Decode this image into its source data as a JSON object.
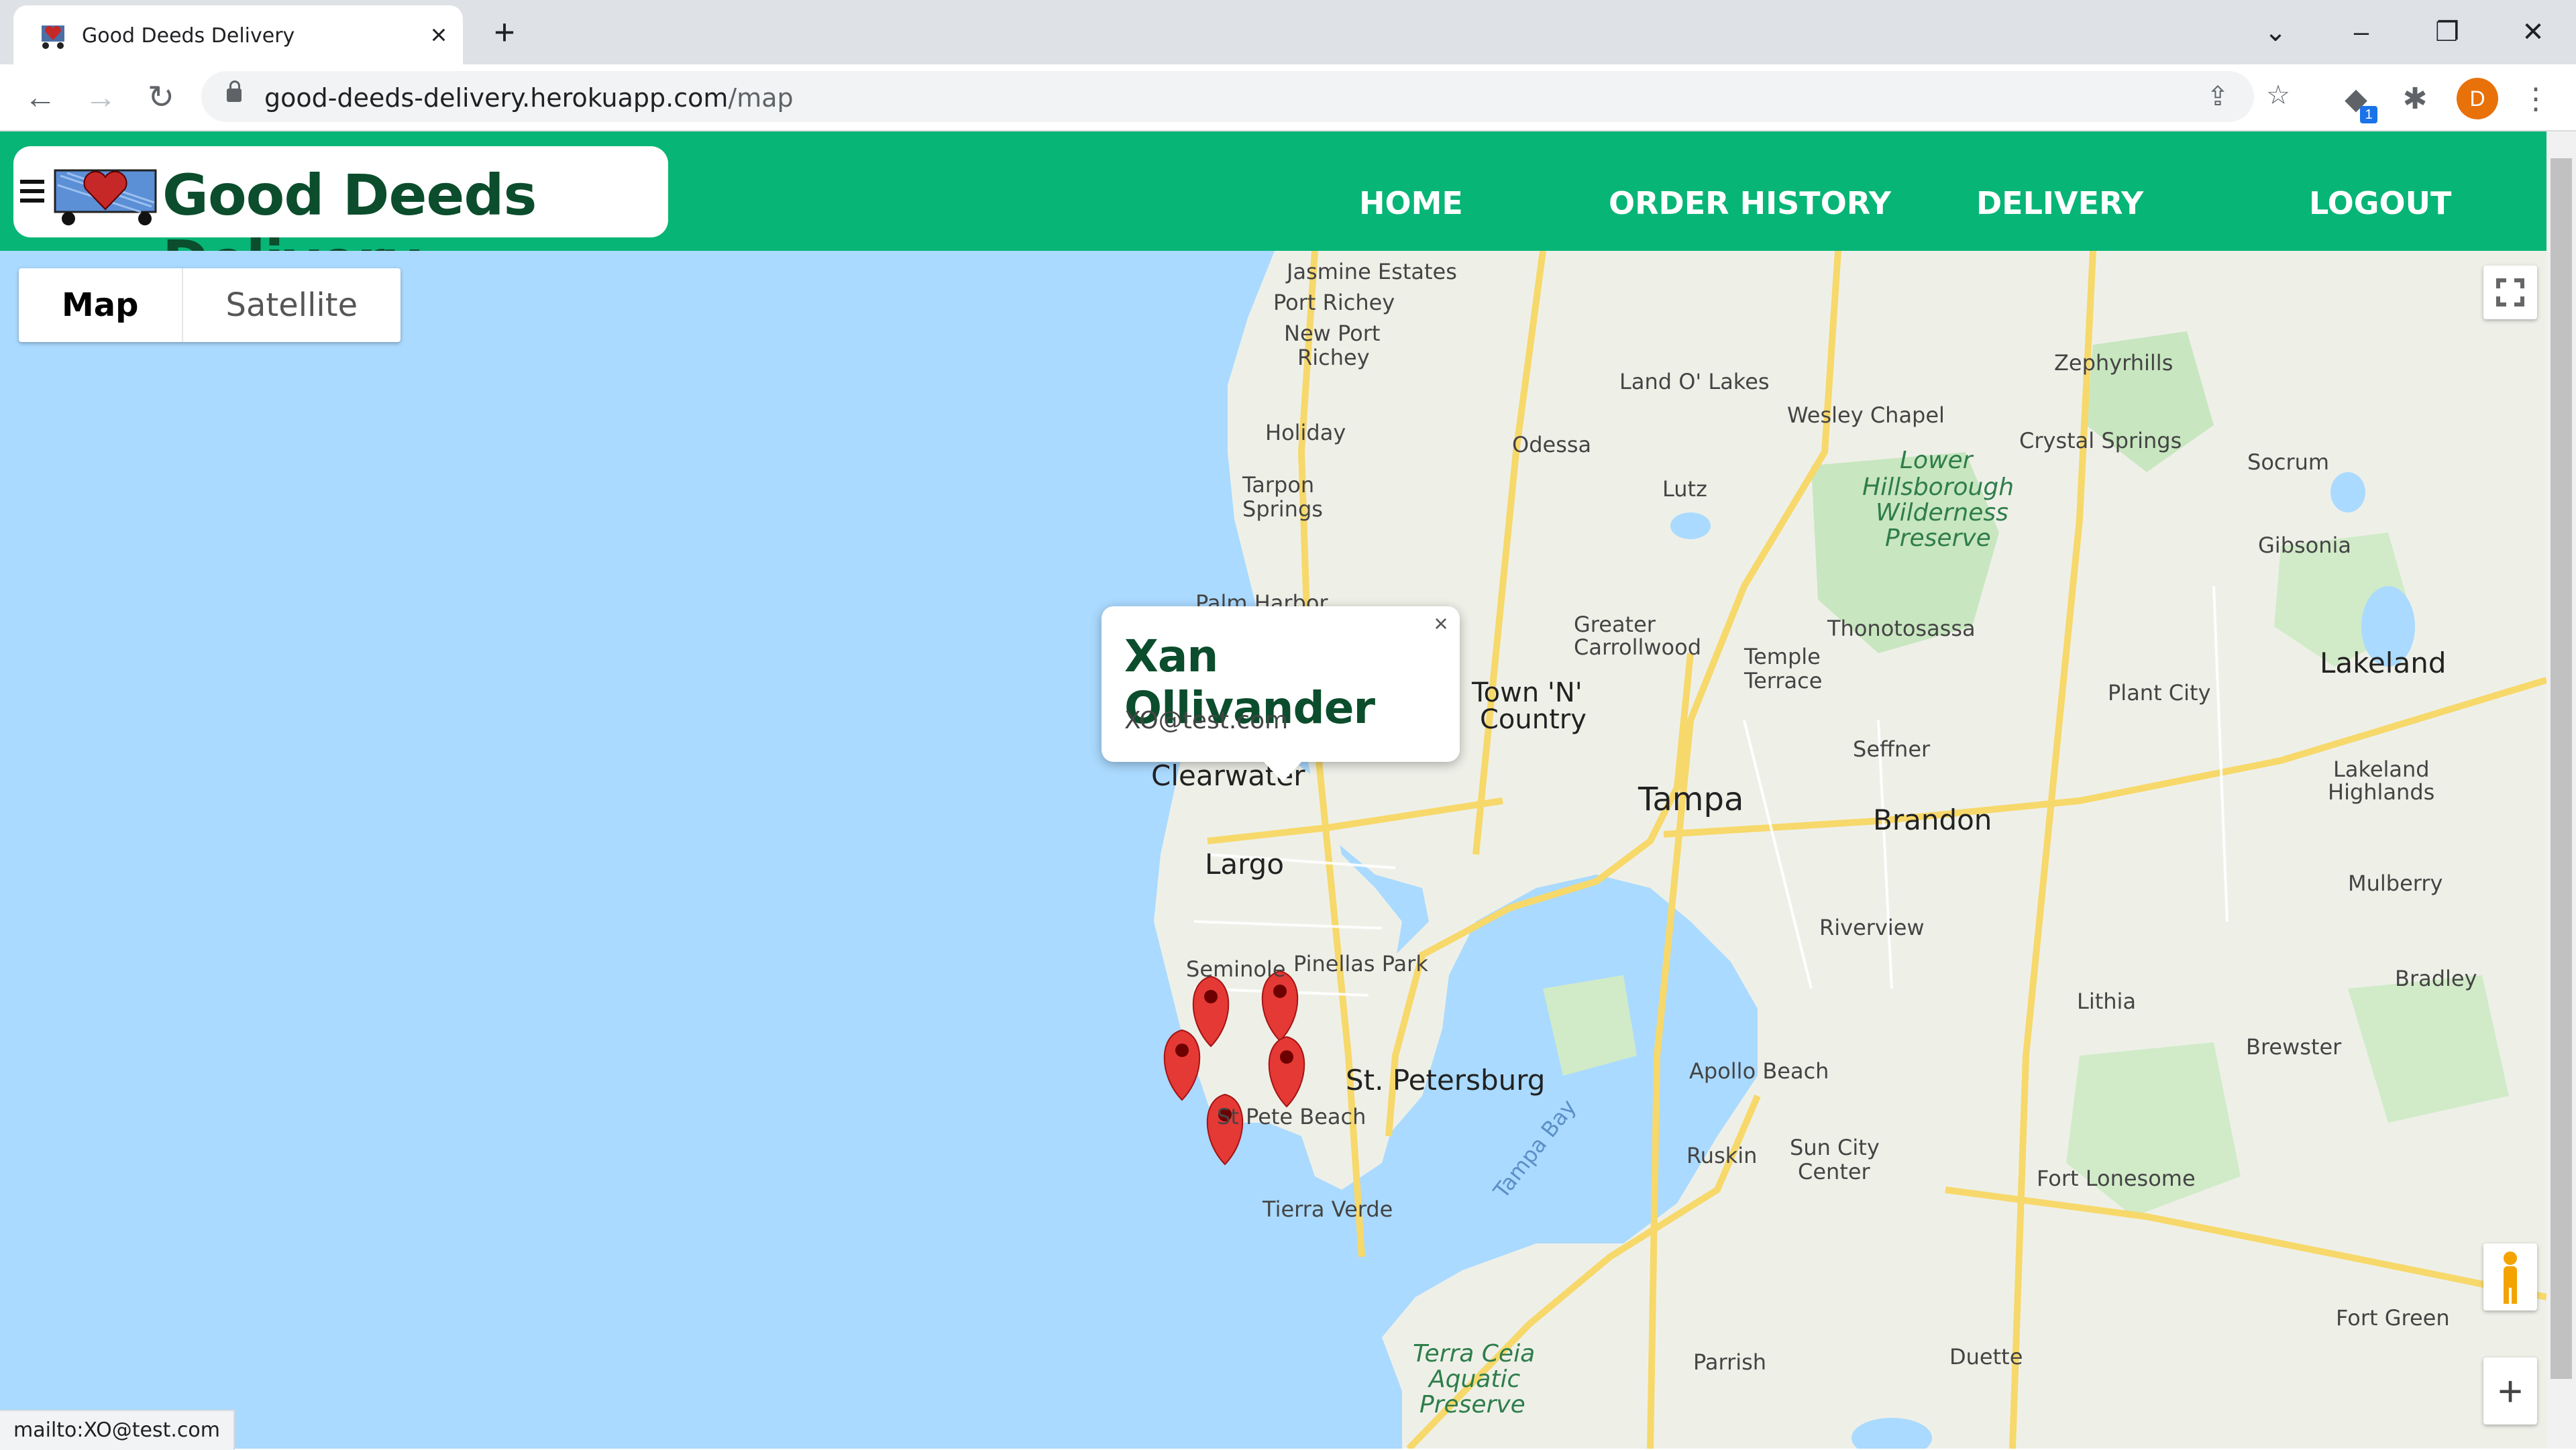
{
  "browser": {
    "tab_title": "Good Deeds Delivery",
    "url_host": "good-deeds-delivery.herokuapp.com",
    "url_path": "/map",
    "extension_badge": "1",
    "profile_initial": "D",
    "status_link": "mailto:XO@test.com"
  },
  "navbar": {
    "brand": "Good Deeds Delivery",
    "links": [
      "HOME",
      "ORDER HISTORY",
      "DELIVERY",
      "LOGOUT"
    ]
  },
  "map": {
    "type_buttons": [
      "Map",
      "Satellite"
    ],
    "selected_type": "Map",
    "popup": {
      "name": "Xan Ollivander",
      "email": "XO@test.com"
    },
    "labels": [
      "Jasmine Estates",
      "Port Richey",
      "New Port",
      "Richey",
      "Holiday",
      "Tarpon",
      "Springs",
      "Palm Harbor",
      "Odessa",
      "Land O' Lakes",
      "Wesley Chapel",
      "Zephyrhills",
      "Lutz",
      "Lower",
      "Hillsborough",
      "Wilderness",
      "Preserve",
      "Crystal Springs",
      "Socrum",
      "Gibsonia",
      "Greater",
      "Carrollwood",
      "Temple",
      "Terrace",
      "Thonotosassa",
      "Lakeland",
      "Town 'N'",
      "Country",
      "Tampa",
      "Seffner",
      "Plant City",
      "Brandon",
      "Lakeland",
      "Highlands",
      "Clearwater",
      "Largo",
      "Seminole",
      "Pinellas Park",
      "Riverview",
      "Mulberry",
      "Lithia",
      "St. Petersburg",
      "Apollo Beach",
      "St Pete Beach",
      "Sun City",
      "Center",
      "Ruskin",
      "Fort Lonesome",
      "Brewster",
      "Bradley",
      "Tierra Verde",
      "Tampa Bay",
      "Parrish",
      "Duette",
      "Fort Green",
      "Terra Ceia",
      "Aquatic",
      "Preserve"
    ],
    "markers_count": 5
  },
  "colors": {
    "nav_green": "#07b577",
    "brand_text": "#0b4d2c",
    "water": "#aadaff",
    "land": "#eef0e8",
    "marker": "#e53935"
  }
}
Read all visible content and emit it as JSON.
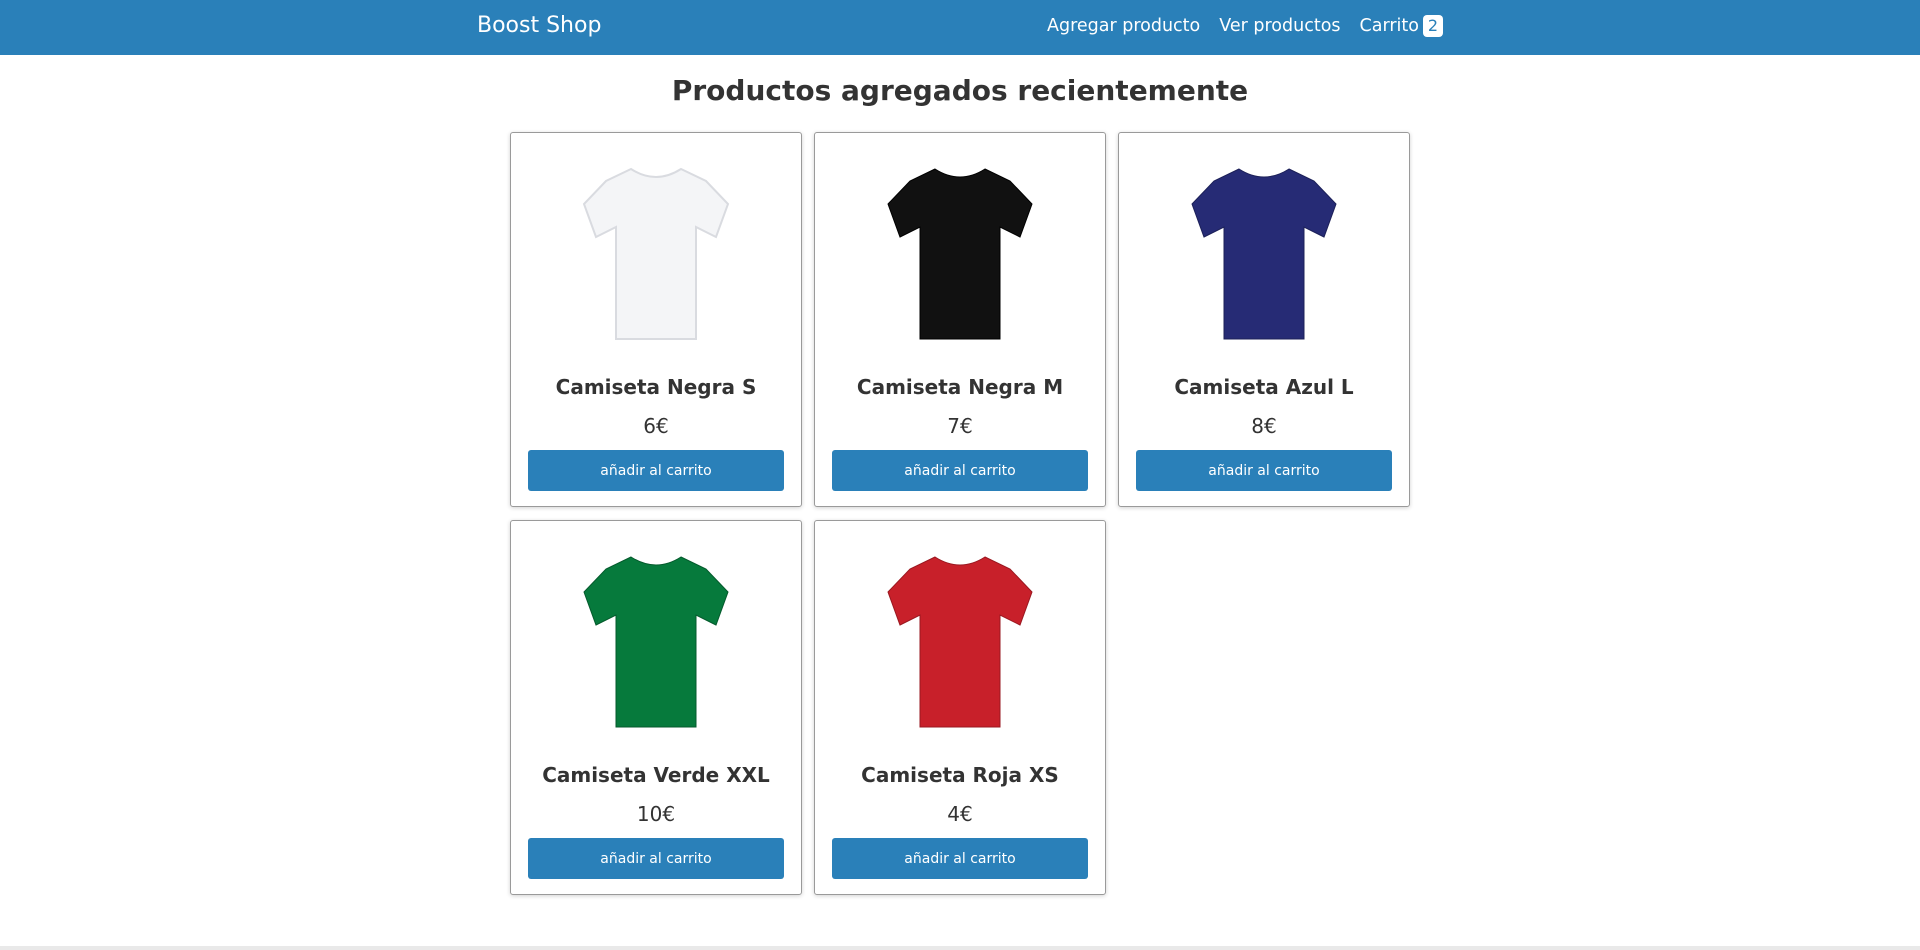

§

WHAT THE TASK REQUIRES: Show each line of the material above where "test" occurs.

RESPONSE TO THIS EXERCISE:
    "status_link": "mailto:XO@test.com"
      "email": "XO@test.com"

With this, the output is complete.